The BRRRR Method, short for Buy, Refurbish, Rent, Refinance, Repeat, is a unique approach to real estate investment. It centers around acquiring distressed properties, renovating them, and renting them out. What sets it apart from conventional investment strategies is its emphasis on property refurbishing and the subsequent refinancing to fund additional rental property investments. If you’re considering this strategy, understanding how the BRRRR Method works and evaluating its advantages and disadvantages is essential.
How The BRRRR Method Works
The BRRRR Method, when executed correctly, offers a systematic way to generate passive income and continually acquire rental properties. It comprises a series of steps:
1. Purchase a Distressed Property: It begins with acquiring a property in need of renovation, often available at a lower cost due to its condition.
2. Refurbish the Property: Comprehensive renovations are undertaken, addressing structural, safety, and aesthetic improvements to prepare the property for rental.
3. Rent Out the Property: Determining the rental rate and securing tenants for the property is crucial, as lenders typically require occupancy before refinancing.
4. Perform a Cash-Out Refinance: A cash-out refinance is chosen to convert equity into cash, providing access to funds for various purposes, including property acquisitions.
5. Utilize Funds for Another Purchase: With the cash from the refinance, the process is repeated. Another distressed property is acquired, renovated, rented out, and eventually refinanced, creating a continuous cycle.
Buy, Refurbish, Rent, Refinance, Repeat (BRRRR): Tips For Each Step
Executing the BRRRR Method involves a specific sequence of steps, each with its considerations:
The initial step involves acquiring a distressed property requiring renovations. Securing traditional mortgage financing for such properties can be challenging due to difficulties in property valuation and meeting loan requirements. Alternative options like home equity lines of credit (HELOCs) or hard money loans may be explored but entail higher risks.
When buying a distressed property, it’s crucial to calculate the after-repair value (ARV). ARV estimates the property’s value post-renovation by comparing it to recently sold similar homes (comparables) in terms of size, bedrooms, bathrooms, age, build type, and condition. Adhering to the 70% rule is advisable—don’t invest more than 70% of the property’s ARV. For example, for a $300,000 ARV home, the purchase price should not exceed $210,000.
During the refurbishment phase, prioritize safety and code compliance improvements. Subsequently, focus on upgrades that genuinely enhance property value, such as kitchen and bathroom renovations, enhancing curb appeal, and installing energy-efficient features. It’s essential to establish a realistic budget and timeline before commencing the project.
Before proceeding to the next step of refinancing, it’s crucial to secure tenants for your property, as lenders typically require occupancy before refinancing.

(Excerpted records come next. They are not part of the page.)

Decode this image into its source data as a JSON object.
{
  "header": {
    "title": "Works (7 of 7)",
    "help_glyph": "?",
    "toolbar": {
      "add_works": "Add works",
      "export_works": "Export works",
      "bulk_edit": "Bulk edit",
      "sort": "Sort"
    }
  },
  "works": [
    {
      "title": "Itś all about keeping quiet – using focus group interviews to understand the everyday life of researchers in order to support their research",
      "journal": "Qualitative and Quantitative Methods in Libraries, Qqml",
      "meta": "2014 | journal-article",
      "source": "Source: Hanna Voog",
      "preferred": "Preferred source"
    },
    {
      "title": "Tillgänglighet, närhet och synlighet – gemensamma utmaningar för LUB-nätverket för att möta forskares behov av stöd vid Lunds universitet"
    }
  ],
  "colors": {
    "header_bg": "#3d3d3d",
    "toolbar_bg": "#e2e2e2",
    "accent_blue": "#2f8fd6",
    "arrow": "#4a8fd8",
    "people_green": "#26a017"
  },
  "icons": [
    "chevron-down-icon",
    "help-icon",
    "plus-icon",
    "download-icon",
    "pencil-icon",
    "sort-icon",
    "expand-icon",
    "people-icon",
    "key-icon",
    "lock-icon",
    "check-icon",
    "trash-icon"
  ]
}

When selecting tenants, prioritize qualities like a history of timely payments, stable employment with consistent income, a positive credit report, absence of criminal or eviction records, and positive references. Gathering this information involves meeting potential tenants, having them complete applications, checking their credit reports, seeking references, and conducting background checks while ensuring compliance with housing laws.
Determining the rent should strike a balance between being fair to tenants and generating positive cash flow for you. Calculate this by deducting total homeownership expenses from the monthly rent. For instance, if the rent is $1,500, and the mortgage payment is $800, the monthly cash flow is $700, barring additional costs. Consider rental rate comparisons to set the right price.
In the BRRRR method, a cash-out refinance on your investment property enables you to acquire funds for purchasing another distressed property to renovate and rent out. To proceed, find a lender offering cash-out refinancing and meet their loan requirements.
While specific lender criteria may apply, you generally need to meet minimum credit score (typically around 620), maximum debt-to-income ratio (usually around 50% or less), and have equity in the property. Some lenders may also require a minimum ownership duration before approving a cash-out refinance. Prepare for an appraisal and potential additional expenses, such as closing costs.
The final phase of the BRRRR Method involves repeating the previous steps in the same sequence. To maintain efficiency, document your experiences and learn from any past mistakes if you intend to continue applying this strategy.
BRRRR Pros and Cons
- Passive income: BRRRR offers the potential for passive income, which can serve as an additional revenue stream or a means of financial support.
- Equity growth: Holding multiple properties can steadily increase your equity over time.
- Repeatable: Unlike one-time house flipping, BRRRR can be repeated, allowing for exponential wealth building.
- Costly and time-consuming refurbishment: Quality renovations are often expensive and time-consuming. Managing the work can be stressful, and extensive repairs may require refurbish loans with higher interest rates.
- Delayed profits: BRRRR doesn’t provide quick cash; it’s a gradual strategy that demands time and effort before yielding returns.
- Landlord responsibilities: Finding and managing tenants can be challenging, and as you repeat the process, the workload of landlord responsibilities increases.
- Financial risk: BRRRR involves uncertainties, such as estimating post-refurbish property value, rental income, and renovation costs, posing financial risks that could result in losses.